More than two years after it first began the sale of ink tablets, in the Parkergrams of September 1918, the Company introduced the Trench model to its dealers and sales force, as a pen that carried its own ink supply in the attached barrel blind cap.
After supplying stock to the different points of sale, the Trench pen was announced to the public in November and December of 1918 through this ad published in the major magazines widely distributed:
The catalogued Trench pens were No. 20—$3.00, No. 23—$5.00, No. 24—$5.00, and No. 25—$6.00, Although this does not prevent the existence of other models known such as No. 26, or this extremely rare Parker Giant Trench, photographed by Michael Fultz.
The solution adopted by Parker in their Trench models, carrying the ink tablets inside the blind cap, is the same as the one related to patent US1109033, filed in 1913, prior to Parker. We are not aware that Parker was suited by the inventor of this design previously patented. The Company could not need to take advantage of any patent with the background that they had already been marketing for two decades, the Physician’s fountain pen, in which a thermometer was enclosed in a reservoir at the end of the barrel. Parker’s Trench models simply reduce the reservoir to store the ink discs and placed it in the barrel blind cap.
The Parker Trench has the honor of introducing the original Duofold color scheme. George S. Parker in an open letter to all employees, referring to the Duofolds, stated, «The color of the pen -red with black ends- we inaugurated during the war in what we called «Trench pens«. This statement was corroborated by Helen Morrissey, employed by Parker for more than four decades, in her History Notes of the Company and verified by pen historian Michael Fultz who confirmed its existence: «In fact, the Trench Pen in the factory Archives is made of red hard rubber but has a black blind cap«
In January 1919 George S. Parker explained the genesis of the Parker Trench and, with the armistice already declared, pointed out to his sales force other market niches where they could place the stock of these fountain pens after the war.
“Our experience with the Trench pen has been such as to lead us to believe that outside of army circles there will be a very considerable sale on these goods.
We have made a radical change and a great improvement in these Trench pens. This improvement came about by a natural condition owing to some objections we found in the former type of Trench pen. We have, therefore, merely adapted our old form of thermometer fountain pen which we have used for many years into a Trench pen.
Instead of putting the thermometer into the receptacle at the end of the holder, we have made this receptacle smaller so that it will hold just three dozen ink tablets. It is about the neatest looking device we have yet seen. There is no danger of spilling the tablets when the cap is taken off as was the case with the old type. Each one of our generals will be supplied with a sample and we are in position to accept orders in any quantity for these.
The question arises who will buy these!
Almost any automobilist will be glad to have one of these because he can take his fountain pen and a supply of ink with him wherever he goes. Simply drop a tablet or two in the barrel, fill it up with good water and the tablets will soon dissolve and a very good grade of ink is the result. Practically every man who goes away on a journey would want one of these if his attention was called to it.

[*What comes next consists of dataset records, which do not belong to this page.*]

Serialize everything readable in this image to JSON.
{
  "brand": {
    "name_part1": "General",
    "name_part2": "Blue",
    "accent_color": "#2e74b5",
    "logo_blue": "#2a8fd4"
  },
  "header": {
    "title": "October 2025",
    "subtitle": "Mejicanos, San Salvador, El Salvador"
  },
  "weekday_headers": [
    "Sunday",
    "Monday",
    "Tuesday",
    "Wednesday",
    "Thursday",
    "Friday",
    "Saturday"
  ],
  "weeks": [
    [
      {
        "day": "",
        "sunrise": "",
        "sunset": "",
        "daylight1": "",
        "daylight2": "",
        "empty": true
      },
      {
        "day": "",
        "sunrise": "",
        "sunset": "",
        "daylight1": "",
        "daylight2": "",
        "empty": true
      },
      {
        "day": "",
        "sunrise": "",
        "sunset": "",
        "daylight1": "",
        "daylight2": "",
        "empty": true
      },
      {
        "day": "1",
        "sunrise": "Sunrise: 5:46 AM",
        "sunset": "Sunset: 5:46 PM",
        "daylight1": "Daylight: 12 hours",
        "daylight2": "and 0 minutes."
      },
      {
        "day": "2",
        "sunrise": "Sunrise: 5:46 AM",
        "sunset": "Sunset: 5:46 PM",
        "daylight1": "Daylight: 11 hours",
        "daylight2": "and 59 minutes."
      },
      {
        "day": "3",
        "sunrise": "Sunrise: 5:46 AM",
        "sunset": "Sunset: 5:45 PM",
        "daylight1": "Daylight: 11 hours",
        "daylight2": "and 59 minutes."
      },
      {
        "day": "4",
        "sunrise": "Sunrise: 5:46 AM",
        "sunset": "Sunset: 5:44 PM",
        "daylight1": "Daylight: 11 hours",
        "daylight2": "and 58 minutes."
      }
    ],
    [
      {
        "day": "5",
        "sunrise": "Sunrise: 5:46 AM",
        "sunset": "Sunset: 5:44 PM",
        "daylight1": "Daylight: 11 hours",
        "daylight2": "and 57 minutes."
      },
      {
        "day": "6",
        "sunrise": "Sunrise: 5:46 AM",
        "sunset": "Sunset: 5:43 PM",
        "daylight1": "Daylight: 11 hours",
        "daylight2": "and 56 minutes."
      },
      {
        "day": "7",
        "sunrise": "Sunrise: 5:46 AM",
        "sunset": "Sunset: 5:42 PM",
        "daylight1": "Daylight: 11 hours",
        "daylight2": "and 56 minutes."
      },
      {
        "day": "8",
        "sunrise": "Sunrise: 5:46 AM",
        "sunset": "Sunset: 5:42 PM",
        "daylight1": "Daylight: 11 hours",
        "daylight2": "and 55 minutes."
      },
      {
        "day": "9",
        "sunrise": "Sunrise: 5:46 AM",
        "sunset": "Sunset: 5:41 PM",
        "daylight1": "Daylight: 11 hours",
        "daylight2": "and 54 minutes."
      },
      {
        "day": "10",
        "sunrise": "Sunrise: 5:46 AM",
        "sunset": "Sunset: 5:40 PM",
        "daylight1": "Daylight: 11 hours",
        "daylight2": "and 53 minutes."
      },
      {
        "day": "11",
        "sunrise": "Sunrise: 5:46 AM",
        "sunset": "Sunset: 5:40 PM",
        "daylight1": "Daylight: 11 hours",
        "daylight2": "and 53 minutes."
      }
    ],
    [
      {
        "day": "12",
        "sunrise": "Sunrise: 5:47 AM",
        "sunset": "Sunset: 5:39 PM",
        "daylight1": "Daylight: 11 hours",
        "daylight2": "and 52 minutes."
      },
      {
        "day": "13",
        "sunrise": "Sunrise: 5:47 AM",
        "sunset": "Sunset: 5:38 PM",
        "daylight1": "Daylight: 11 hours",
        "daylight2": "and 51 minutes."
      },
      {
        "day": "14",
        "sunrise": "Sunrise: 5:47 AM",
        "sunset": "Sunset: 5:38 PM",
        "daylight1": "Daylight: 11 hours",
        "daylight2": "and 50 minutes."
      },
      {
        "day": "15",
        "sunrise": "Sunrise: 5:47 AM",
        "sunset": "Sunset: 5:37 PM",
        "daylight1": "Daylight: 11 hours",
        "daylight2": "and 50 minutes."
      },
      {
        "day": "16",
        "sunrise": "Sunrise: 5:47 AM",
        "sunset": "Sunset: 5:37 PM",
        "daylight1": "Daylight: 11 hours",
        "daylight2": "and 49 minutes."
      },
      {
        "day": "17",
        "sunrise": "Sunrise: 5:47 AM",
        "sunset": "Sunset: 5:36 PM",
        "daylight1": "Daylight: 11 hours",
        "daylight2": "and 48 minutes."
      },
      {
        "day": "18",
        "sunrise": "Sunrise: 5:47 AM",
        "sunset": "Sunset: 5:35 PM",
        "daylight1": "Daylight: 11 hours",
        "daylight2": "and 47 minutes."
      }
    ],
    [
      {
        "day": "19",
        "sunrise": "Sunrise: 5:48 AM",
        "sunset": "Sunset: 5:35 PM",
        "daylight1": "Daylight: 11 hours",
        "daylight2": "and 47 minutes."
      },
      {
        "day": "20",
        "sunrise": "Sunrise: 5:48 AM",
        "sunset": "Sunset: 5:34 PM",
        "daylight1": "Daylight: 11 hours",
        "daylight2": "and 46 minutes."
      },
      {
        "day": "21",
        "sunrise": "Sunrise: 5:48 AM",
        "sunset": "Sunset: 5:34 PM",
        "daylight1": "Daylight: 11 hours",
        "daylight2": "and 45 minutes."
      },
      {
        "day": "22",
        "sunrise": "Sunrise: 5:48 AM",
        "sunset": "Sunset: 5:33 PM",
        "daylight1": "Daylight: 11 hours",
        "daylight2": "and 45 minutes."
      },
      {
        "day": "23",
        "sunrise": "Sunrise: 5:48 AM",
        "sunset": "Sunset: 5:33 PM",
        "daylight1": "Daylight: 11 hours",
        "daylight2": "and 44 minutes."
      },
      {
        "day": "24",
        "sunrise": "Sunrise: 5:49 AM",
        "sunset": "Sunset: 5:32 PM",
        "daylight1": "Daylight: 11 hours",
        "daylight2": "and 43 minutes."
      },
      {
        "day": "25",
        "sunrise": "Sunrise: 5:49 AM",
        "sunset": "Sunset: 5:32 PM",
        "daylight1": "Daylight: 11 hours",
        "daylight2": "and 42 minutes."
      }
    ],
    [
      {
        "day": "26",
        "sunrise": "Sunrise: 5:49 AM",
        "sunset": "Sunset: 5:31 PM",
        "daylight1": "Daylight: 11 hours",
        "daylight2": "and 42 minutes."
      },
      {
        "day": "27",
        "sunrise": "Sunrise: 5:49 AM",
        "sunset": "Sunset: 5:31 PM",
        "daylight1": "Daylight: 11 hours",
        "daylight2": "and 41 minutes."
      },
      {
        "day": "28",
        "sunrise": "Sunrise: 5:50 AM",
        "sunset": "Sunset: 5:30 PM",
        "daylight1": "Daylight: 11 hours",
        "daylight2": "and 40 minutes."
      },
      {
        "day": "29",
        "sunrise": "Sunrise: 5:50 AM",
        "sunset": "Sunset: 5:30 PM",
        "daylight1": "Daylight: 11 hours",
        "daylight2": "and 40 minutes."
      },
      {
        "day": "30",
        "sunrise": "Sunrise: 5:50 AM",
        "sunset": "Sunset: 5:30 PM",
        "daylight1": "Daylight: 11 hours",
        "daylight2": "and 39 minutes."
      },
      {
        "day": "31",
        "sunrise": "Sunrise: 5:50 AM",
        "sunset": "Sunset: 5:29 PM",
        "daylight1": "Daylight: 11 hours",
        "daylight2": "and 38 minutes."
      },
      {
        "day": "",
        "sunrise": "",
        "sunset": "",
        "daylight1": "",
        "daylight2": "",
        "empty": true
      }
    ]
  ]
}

Keep this fact in mind — no matter how good an idea is unless a considerable number of people know about it and know its advantages, it will avail but very little. Therefore, if you wait for the dealer to ask you, for this new thing, you, of course, will sell none at all because the dealer knows nothing about it. There it will be up to you to explain these things to the dealer. Show him the possibilities that lie before him and the trade that is ready to buy if their attention is called to it.”
1919, the war was over. We will not hear about the Trench pen after the 1918 catalog and the ads of that winter. The peculiarity of the Parker Trench and the short time it was marketed make them a true Holy Grail for collectors.